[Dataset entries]
--- START ---

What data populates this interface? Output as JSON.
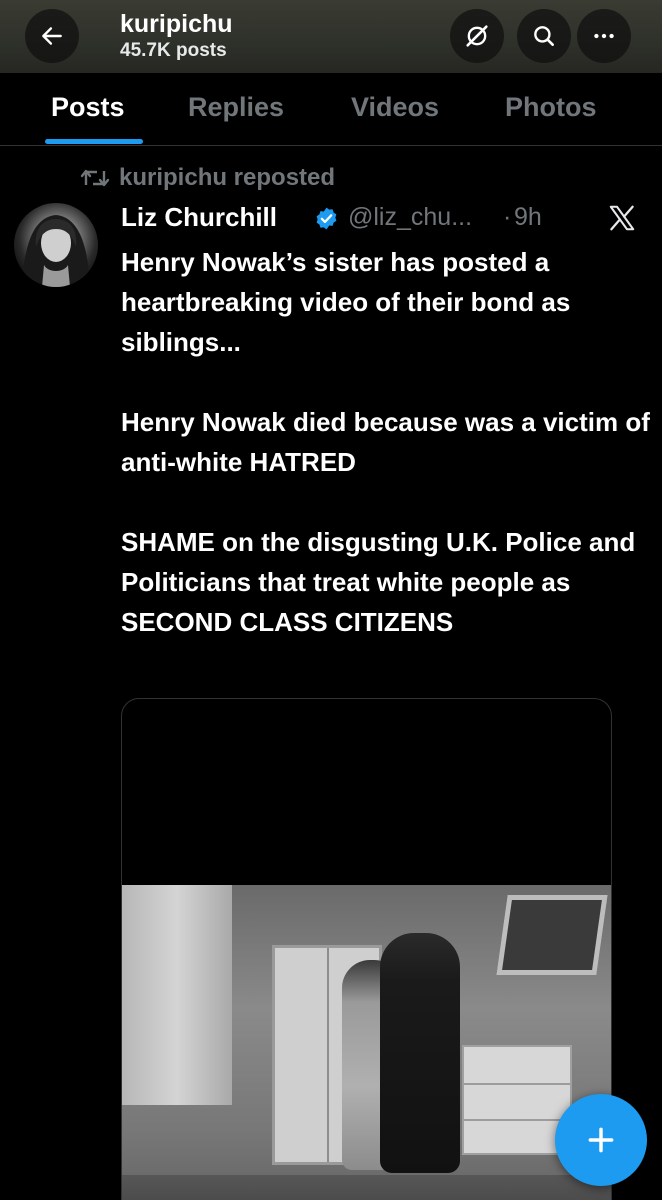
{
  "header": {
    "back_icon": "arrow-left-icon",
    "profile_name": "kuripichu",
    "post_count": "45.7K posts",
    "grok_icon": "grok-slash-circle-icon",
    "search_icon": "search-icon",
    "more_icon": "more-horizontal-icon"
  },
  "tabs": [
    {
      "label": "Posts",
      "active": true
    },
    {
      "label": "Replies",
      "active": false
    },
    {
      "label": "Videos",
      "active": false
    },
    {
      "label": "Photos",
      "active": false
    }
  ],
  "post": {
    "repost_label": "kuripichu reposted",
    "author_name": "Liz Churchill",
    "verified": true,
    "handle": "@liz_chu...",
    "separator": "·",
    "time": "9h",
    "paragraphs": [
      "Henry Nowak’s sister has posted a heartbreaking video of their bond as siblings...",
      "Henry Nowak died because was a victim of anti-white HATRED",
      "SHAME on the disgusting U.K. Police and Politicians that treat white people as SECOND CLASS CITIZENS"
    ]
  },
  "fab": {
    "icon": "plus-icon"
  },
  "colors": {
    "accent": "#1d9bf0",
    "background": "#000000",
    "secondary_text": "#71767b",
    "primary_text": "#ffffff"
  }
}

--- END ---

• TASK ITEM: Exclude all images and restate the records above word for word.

• WRITTEN SOLUTION:
What data populates this interface? Output as JSON.
{
  "header": {
    "back_icon": "arrow-left-icon",
    "profile_name": "kuripichu",
    "post_count": "45.7K posts",
    "grok_icon": "grok-slash-circle-icon",
    "search_icon": "search-icon",
    "more_icon": "more-horizontal-icon"
  },
  "tabs": [
    {
      "label": "Posts",
      "active": true
    },
    {
      "label": "Replies",
      "active": false
    },
    {
      "label": "Videos",
      "active": false
    },
    {
      "label": "Photos",
      "active": false
    }
  ],
  "post": {
    "repost_label": "kuripichu reposted",
    "author_name": "Liz Churchill",
    "verified": true,
    "handle": "@liz_chu...",
    "separator": "·",
    "time": "9h",
    "paragraphs": [
      "Henry Nowak’s sister has posted a heartbreaking video of their bond as siblings...",
      "Henry Nowak died because was a victim of anti-white HATRED",
      "SHAME on the disgusting U.K. Police and Politicians that treat white people as SECOND CLASS CITIZENS"
    ]
  },
  "fab": {
    "icon": "plus-icon"
  },
  "colors": {
    "accent": "#1d9bf0",
    "background": "#000000",
    "secondary_text": "#71767b",
    "primary_text": "#ffffff"
  }
}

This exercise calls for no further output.